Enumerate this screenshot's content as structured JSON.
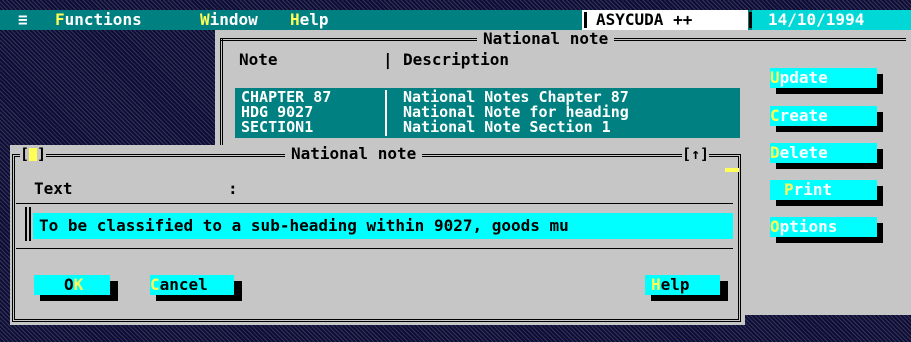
{
  "menubar": {
    "menu_icon": "≡",
    "functions_hot": "F",
    "functions_rest": "unctions",
    "window_hot": "W",
    "window_rest": "indow",
    "help_hot": "H",
    "help_rest": "elp",
    "app_title": "ASYCUDA ++",
    "date": "14/10/1994"
  },
  "bg_window": {
    "title": "National note",
    "col_note": "Note",
    "col_desc_sep": "|",
    "col_desc": "Description",
    "rows": [
      {
        "note": "CHAPTER 87",
        "description": "National Notes Chapter 87"
      },
      {
        "note": "HDG 9027",
        "description": "National Note for heading"
      },
      {
        "note": "SECTION1",
        "description": "National Note Section 1"
      }
    ],
    "buttons": [
      {
        "hot": "U",
        "rest": "pdate"
      },
      {
        "hot": "C",
        "rest": "reate"
      },
      {
        "hot": "D",
        "rest": "elete"
      },
      {
        "hot": "P",
        "rest": "rint"
      },
      {
        "hot": "O",
        "rest": "ptions"
      }
    ]
  },
  "dialog": {
    "title": "National note",
    "left_bracket_open": "[",
    "left_bracket_close": "]",
    "right_bracket": "[↑]",
    "text_label": "Text",
    "text_colon": ":",
    "text_value": "To be classified to a sub-heading within 9027, goods mu",
    "ok_pre": "O",
    "ok_hot": "K",
    "cancel_hot": "C",
    "cancel_rest": "ancel",
    "help_hot": "H",
    "help_rest": "elp"
  },
  "colors": {
    "teal": "#008080",
    "cyan": "#00ffff",
    "gray": "#c6c6c6",
    "hotkey": "#ffff55"
  }
}
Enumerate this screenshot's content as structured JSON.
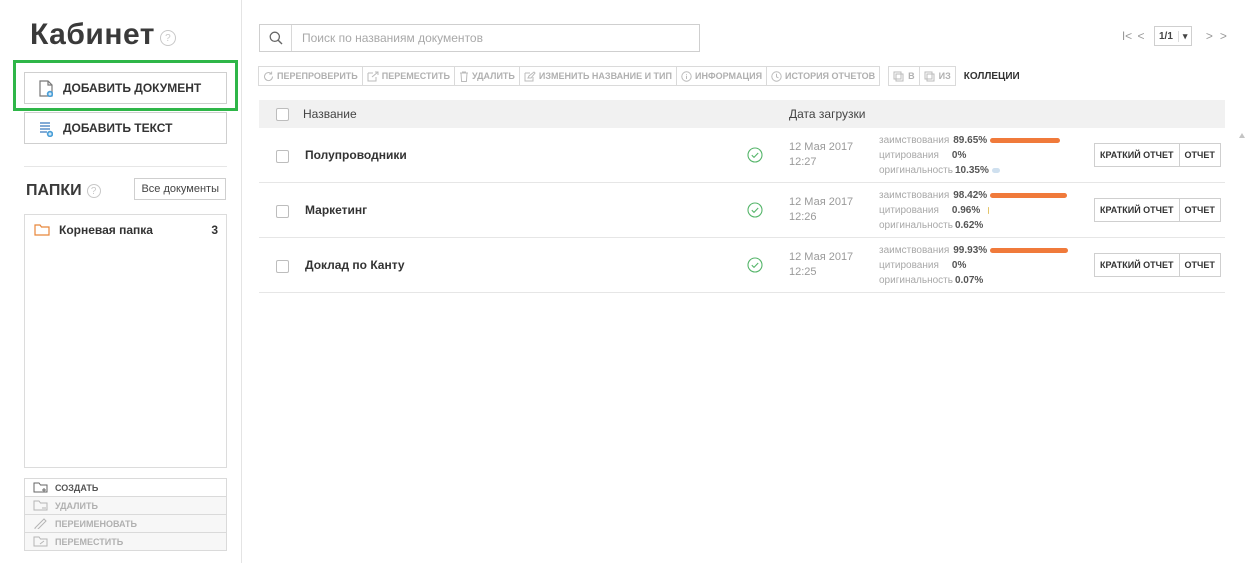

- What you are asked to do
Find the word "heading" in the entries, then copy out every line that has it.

- Solution
        "description": "National Note for heading"
    "text_value": "To be classified to a sub-heading within 9027, goods mu",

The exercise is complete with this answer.